Gambling Disorders

Gambling is a popular pastime for many people, but it can also cause problems. In the most severe cases, a person may develop an impulse control disorder called compulsive gambling or pathological gambling. People with this condition have a strong urge to gamble and can’t stop, even when they’re losing money or damaging their relationships.

Gambling includes all activities where a person stakes something of value on an event or game with the potential to win a prize. This includes traditional forms of gambling like casino games, sports betting and lottery games, but it can also include online gaming and video poker. People with gambling disorders often have difficulty controlling their spending and can even lose their homes, cars or jobs due to their behaviors.

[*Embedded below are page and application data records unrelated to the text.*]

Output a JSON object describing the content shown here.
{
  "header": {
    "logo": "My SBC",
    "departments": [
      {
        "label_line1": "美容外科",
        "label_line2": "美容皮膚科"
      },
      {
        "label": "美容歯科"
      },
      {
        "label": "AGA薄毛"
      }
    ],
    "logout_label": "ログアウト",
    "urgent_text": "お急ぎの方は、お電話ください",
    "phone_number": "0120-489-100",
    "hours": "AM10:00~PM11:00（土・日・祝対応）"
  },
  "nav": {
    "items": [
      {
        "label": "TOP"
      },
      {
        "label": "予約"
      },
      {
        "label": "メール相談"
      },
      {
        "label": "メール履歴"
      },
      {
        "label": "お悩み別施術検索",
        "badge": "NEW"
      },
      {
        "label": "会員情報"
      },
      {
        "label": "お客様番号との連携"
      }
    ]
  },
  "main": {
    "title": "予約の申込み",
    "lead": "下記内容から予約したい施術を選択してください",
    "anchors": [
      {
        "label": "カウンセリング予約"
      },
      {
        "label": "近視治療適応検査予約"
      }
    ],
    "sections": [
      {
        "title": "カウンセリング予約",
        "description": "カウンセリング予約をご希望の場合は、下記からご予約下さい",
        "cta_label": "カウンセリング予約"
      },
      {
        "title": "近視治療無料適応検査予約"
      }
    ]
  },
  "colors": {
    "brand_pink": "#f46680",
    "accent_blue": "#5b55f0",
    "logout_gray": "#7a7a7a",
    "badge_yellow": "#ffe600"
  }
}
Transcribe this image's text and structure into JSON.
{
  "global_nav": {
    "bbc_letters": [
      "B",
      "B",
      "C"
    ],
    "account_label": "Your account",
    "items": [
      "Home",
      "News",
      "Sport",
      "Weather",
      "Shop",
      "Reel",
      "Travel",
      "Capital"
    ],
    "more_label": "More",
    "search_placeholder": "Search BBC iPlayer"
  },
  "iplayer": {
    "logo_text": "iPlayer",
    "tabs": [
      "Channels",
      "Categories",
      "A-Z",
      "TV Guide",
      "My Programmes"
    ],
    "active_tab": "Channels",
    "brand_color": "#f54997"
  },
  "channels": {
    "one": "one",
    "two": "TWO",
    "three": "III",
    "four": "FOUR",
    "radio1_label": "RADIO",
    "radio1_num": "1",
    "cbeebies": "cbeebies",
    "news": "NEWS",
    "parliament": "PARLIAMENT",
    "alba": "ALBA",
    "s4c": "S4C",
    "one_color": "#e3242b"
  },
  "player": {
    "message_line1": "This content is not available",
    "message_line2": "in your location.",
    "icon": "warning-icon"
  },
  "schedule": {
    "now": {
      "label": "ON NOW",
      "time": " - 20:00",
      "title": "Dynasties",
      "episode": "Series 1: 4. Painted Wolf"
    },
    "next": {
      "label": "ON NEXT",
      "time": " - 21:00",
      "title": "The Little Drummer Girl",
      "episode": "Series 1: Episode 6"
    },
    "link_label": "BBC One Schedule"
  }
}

There are several different ways to treat gambling disorders, but the most effective approaches involve psychotherapy and family therapy. These techniques can help a person identify and change unhealthy emotions and thoughts that lead to gambling. They can also teach a person healthier ways to deal with stress and other mood issues that contribute to their problem.

When a person gambles, their brain releases a chemical called dopamine, which makes them feel good. This reward system is a normal part of the human brain, but when a person gambles compulsively, they can experience over-abundant dopamine that interferes with their ability to think clearly and function normally. This can lead to problems with work, school and personal relationships.

The term “gambling disorder” was first used in 1980, and its development has been influenced by research findings that show gambling addiction is similar to other substance-related disorders in clinical expression, brain origin, comorbidity and treatment. This new understanding has led to the classification of gambling disorder as an impulse control disorder in recent editions of the Diagnostic and Statistical Manual of Mental Disorders, published by the American Psychiatric Association (DSM).

If you know someone who has a problem with gambling, it’s important to speak up. Try to encourage them to seek treatment, and offer support without judgment. You can also suggest they call a helpline or attend a self-help group for families, such as Gam-Anon. You can also help them find healthy ways to relieve unpleasant feelings, such as exercising, spending time with friends who don’t gamble or practicing relaxation techniques. Finally, you can help them seek treatment for any underlying mood disorders that may be contributing to their problem. Medications aren’t available to treat gambling disorder, but some medications can help with coexisting mood disorders. It’s important to see a doctor as soon as possible to get the best treatment. The earlier a person with gambling disorder gets help, the better their chances of overcoming their problem.